Insider View: Fatal blow to Renzi’s Italy?
ROME – Scores of arrests, a former city mayor mired in controversy and a horde of promises from the government for transparency and honesty.
The “Mafia Capitale” case has dominated headlines, and will probably to continue to do so for some time as the true extent of corruption across Rome comes to light slowly and painfully in the courts.
This is big news. And yet the public mood seems to be at best jaded and at worst disinterested. Whomever you speak to, the collective Italian populace seem to shrug their shoulders, roll their eyes to the ceiling and say dismissively, “Eh in Italia si fa sempre così,”or, in other words, we’ve seen this all before.
Is this truly the standard that Italians expect from their public officials? Or is this despondency a more recent symptom of the endemic economic stagnation which the country seems incapable of escaping?
It is a refrain which has been omnipresent in the media under Prime Minister Matteo Renzi’s government -- Italy needs simply to believe in itself once more, to have confidence, in order to regain its rightful position on the global stage.
In the precarious game of politics, timing is everything. The slew of damning headlines spawned by the Mafia Capitale scandal must have Renzi pacing the halls of Palazzo Chigi cursing his luck.
It is difficult to imagine a worse time for the exposure of a huge criminal network extorting money from the public purse in the capital. With the hugely controversial Jobs Act sitting precariously on the verge of being implemented, and the launch of a bid for the Olympic Games 2024, the case has dragged the public dialogue back onto the same old tired lines of corruption and inefficiency.

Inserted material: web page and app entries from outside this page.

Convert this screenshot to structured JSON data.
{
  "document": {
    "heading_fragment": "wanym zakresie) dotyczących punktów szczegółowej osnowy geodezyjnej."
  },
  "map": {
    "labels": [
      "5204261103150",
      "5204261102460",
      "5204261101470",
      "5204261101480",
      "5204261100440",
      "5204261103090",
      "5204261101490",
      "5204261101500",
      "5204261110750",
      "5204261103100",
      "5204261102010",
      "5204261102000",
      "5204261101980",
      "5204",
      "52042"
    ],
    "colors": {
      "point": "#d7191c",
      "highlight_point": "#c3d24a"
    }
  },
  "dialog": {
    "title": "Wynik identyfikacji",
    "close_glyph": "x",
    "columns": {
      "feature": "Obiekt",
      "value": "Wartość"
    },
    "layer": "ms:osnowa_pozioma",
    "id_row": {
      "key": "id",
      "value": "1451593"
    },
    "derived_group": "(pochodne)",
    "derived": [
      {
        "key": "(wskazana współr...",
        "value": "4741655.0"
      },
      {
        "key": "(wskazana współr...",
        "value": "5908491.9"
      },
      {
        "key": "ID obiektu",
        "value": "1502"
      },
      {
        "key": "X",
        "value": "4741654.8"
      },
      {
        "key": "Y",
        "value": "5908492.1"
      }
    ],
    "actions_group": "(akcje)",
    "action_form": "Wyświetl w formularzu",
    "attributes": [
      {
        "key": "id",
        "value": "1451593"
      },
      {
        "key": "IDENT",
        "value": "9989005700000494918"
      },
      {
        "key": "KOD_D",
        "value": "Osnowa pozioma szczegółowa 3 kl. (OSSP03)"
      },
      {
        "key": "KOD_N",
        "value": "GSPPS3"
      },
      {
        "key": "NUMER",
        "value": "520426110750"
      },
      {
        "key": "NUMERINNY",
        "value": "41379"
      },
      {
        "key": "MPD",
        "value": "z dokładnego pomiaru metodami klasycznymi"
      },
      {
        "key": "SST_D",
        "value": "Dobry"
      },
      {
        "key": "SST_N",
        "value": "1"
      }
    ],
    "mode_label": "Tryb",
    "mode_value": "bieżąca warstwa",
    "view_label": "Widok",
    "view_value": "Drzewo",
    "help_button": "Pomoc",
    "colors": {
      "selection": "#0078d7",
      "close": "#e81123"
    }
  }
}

The question now is whether Renzi will be able to garner enough support despite the scandal to put more of his ambitious rhetoric into action. Unemployment, particularly amongst the young, continues to be the single biggest barrier to growth, and how this problem is tackled will inevitably define the Prime Minister’s political career.
Renzi’s position within parliament is certainly not as strong as he would like it to be, and he can ill-afford the accusations being lobbed at his Democratic Party by the radical opposition in the wake of the mafia scandal. “When I come in here I see the mafia with my own eyes, every day,” yelled Five Stars Movement member Giuseppe Brescia in the Chamber of Deputies.
In the coming weeks the election of a new President of the Republic will test the mettle of the political establishment. Perhaps only then will it become apparent if, as the Mafia Capitale scandal suggests, Italy is condemned to repeat its mistakes. Or whether it could be a mere minor blip on a road to recovery and the ever-elusive transparency?